Like I said in my Rotterdam post, I combined my visit to Rotterdam with a visit to the Kinderdijk windmills. These are the windmills that come up on every image search engine when you type in “Holland” or “the Netherlands” (I never remembered to ask the difference between the two names while I was there, by the way). Kinderdijk is about 30 minutes away from Rotterdam by waterbus, and once you reach the village, you can buy a ticket to go inside two of the mills to see how they work and how people lived in them back in the day (or you can walk around for free!) Just remember to get back in time because the last waterbus leaves at 4 PM. We didn’t get there until 2PM, and it was so nice to walk there with the sound of the water and the wind on your face that my friend and I had to run the last bit of the way. We made it back to the dock just as the waterbus was pulling up!
While I was in Amsterdam, I took a day trip to another village – Giethoorn, about 1.5 hours’ drive from Amsterdam. It recently gained some fame as “Venice of the Netherlands” after a post about it appeared on Bored Panda, so my friends and I decided we should visit it now before it became full of tourists. The village is best known for having no road (actually, there are some footpaths and bike paths) and only fully accessible by boats, so we drove up, rented a boat, and spent an hour going around. The village itself is tiny and most of our one hour was spent on the open river, so unless you want to fish or sail, I’d say one hour is all you need. It’s gorgeous though – as you can clearly see:
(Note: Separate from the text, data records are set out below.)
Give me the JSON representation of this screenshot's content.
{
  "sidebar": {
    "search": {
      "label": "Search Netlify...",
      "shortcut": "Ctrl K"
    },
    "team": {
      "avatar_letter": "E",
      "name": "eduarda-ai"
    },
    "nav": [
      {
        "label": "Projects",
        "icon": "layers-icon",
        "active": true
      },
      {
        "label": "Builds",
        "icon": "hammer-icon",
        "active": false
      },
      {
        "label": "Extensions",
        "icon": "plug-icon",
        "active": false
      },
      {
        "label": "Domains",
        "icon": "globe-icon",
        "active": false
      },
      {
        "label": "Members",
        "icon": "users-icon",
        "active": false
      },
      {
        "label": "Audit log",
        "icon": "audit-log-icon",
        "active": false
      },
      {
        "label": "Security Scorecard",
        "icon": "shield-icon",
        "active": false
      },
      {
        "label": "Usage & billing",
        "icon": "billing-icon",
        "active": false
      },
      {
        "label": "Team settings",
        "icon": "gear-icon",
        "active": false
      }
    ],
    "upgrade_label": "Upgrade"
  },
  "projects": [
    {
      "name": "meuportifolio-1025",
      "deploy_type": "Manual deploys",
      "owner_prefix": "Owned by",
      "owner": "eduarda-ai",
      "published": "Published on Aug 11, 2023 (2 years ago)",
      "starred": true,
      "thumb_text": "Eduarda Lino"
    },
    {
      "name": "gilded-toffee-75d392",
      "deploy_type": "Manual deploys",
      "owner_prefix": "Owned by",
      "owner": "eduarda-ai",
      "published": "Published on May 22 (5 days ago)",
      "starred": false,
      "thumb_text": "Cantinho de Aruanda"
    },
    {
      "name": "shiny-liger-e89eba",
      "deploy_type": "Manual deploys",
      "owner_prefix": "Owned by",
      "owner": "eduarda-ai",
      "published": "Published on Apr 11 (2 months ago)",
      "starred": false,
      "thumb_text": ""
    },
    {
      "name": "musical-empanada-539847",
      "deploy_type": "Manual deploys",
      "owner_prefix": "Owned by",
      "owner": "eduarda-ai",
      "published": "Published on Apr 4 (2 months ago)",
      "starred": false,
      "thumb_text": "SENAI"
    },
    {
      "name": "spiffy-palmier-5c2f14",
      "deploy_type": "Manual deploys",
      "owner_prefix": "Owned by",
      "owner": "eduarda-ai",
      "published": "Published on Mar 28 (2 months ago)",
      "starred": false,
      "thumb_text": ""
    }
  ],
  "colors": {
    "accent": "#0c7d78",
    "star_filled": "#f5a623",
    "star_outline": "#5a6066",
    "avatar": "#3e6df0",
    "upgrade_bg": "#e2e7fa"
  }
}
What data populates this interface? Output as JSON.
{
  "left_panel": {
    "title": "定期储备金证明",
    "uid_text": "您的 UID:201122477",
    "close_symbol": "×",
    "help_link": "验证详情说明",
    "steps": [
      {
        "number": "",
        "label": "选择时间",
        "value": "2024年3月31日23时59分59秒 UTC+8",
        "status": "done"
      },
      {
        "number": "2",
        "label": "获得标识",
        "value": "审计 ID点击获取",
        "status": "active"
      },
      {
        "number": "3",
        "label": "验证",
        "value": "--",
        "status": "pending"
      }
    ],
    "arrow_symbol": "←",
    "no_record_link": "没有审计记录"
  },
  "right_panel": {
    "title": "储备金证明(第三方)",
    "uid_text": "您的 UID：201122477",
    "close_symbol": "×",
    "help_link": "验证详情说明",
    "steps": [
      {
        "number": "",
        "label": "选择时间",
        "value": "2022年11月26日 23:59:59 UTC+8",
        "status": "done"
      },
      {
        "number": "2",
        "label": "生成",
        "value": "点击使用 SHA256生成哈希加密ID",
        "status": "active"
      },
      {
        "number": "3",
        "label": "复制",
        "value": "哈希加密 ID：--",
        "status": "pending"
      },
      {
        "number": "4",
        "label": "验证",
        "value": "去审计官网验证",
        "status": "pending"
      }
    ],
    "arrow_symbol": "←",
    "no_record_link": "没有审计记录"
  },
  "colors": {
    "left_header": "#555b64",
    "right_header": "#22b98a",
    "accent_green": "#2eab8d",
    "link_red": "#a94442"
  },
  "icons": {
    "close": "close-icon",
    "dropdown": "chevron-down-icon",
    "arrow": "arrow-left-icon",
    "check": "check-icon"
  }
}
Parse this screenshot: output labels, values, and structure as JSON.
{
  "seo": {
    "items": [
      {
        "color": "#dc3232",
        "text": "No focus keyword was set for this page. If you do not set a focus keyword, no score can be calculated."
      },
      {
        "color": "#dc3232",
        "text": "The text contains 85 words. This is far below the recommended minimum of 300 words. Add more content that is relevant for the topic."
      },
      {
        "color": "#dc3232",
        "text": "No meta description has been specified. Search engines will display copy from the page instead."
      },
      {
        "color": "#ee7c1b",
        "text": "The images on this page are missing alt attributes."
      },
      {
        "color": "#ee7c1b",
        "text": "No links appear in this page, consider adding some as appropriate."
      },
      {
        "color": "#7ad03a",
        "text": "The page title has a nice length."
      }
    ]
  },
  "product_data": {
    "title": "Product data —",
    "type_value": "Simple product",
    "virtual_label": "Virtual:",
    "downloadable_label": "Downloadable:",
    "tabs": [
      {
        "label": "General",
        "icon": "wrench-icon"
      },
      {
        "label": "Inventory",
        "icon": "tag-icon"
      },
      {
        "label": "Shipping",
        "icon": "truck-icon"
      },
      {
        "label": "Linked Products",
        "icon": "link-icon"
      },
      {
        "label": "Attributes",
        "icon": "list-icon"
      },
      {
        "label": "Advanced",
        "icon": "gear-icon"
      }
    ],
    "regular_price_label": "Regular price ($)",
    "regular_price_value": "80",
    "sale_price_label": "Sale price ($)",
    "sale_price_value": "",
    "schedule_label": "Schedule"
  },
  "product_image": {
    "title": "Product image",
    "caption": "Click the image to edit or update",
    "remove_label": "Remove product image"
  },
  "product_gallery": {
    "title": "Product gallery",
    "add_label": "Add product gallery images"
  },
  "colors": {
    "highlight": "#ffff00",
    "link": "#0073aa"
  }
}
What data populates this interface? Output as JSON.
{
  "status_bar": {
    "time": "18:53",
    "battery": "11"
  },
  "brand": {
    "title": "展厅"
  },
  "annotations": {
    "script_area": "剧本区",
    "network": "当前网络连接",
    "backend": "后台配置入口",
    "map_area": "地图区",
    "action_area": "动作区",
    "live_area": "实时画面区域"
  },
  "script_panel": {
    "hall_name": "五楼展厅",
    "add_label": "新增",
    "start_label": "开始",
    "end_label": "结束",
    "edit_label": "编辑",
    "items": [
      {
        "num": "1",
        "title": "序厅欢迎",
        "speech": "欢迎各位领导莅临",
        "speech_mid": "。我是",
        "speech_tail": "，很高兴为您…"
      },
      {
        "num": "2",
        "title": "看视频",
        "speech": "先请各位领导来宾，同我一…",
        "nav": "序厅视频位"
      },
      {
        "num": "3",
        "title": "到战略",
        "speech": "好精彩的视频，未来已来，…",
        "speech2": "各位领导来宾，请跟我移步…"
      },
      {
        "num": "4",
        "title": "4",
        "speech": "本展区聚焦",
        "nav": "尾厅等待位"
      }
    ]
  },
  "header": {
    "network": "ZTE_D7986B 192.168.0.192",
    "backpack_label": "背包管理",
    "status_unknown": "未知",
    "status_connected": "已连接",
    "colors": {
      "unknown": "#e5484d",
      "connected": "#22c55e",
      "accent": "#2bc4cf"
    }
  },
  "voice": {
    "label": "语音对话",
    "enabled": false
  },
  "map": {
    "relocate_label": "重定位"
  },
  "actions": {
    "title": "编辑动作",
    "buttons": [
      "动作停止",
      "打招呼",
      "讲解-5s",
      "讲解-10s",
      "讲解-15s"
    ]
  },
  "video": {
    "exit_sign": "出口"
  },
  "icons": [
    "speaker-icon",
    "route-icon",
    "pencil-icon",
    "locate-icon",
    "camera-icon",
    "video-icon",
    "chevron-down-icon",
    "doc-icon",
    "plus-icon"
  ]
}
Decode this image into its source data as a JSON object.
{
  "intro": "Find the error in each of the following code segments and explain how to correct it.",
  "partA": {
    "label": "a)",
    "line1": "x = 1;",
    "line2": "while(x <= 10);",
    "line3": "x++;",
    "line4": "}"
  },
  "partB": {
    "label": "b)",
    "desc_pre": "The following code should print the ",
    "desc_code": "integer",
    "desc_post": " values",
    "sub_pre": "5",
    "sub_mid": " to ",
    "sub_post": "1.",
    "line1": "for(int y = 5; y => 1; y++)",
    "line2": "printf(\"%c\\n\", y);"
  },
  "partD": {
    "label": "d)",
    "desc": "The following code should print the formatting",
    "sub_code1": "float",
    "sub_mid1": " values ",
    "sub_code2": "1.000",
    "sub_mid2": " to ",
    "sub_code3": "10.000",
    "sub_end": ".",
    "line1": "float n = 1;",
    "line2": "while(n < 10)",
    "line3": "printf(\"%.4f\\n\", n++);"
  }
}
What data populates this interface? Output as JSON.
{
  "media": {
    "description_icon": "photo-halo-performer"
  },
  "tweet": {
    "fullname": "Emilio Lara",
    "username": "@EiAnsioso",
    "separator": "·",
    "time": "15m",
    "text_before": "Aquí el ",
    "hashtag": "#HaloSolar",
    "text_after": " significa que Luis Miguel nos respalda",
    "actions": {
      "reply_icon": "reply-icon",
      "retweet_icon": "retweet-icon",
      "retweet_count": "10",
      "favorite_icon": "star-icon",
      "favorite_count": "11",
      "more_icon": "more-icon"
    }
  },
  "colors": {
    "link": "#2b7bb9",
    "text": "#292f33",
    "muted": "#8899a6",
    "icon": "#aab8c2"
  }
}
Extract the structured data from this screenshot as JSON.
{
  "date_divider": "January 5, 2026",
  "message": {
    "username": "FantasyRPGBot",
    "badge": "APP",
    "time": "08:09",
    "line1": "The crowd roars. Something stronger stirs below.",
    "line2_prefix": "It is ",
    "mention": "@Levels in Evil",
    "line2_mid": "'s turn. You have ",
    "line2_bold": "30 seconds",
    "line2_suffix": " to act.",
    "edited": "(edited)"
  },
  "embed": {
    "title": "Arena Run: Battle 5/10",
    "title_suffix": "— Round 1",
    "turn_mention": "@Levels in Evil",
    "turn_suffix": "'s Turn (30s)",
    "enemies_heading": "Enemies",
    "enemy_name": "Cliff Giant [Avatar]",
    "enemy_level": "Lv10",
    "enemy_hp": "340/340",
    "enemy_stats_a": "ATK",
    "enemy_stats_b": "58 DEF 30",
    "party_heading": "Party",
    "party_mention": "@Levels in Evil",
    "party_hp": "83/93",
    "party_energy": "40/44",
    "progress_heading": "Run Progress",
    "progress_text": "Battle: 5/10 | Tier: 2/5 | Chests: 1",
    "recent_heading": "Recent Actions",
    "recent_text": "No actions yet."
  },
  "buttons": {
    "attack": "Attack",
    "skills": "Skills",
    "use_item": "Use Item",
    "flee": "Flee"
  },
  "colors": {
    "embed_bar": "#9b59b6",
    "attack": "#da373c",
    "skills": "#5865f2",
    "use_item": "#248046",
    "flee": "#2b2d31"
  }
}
Afterward, we walked around on some of the public paths, fantasized about which house we would buy (there were a lot of them on sale!), and I tried another Dutch dish – bitterballen, or ground meat rolled in breadcrumbs and deep-fried. It tasted very good (well, anything deep-fried would taste good) even though I couldn’t figure out what the inside is.
If we had more time, I would’ve loved to stay longer and rented a bike to explore the countryside, but alas, we didn’t. Well, life can’t always be perfect, can it?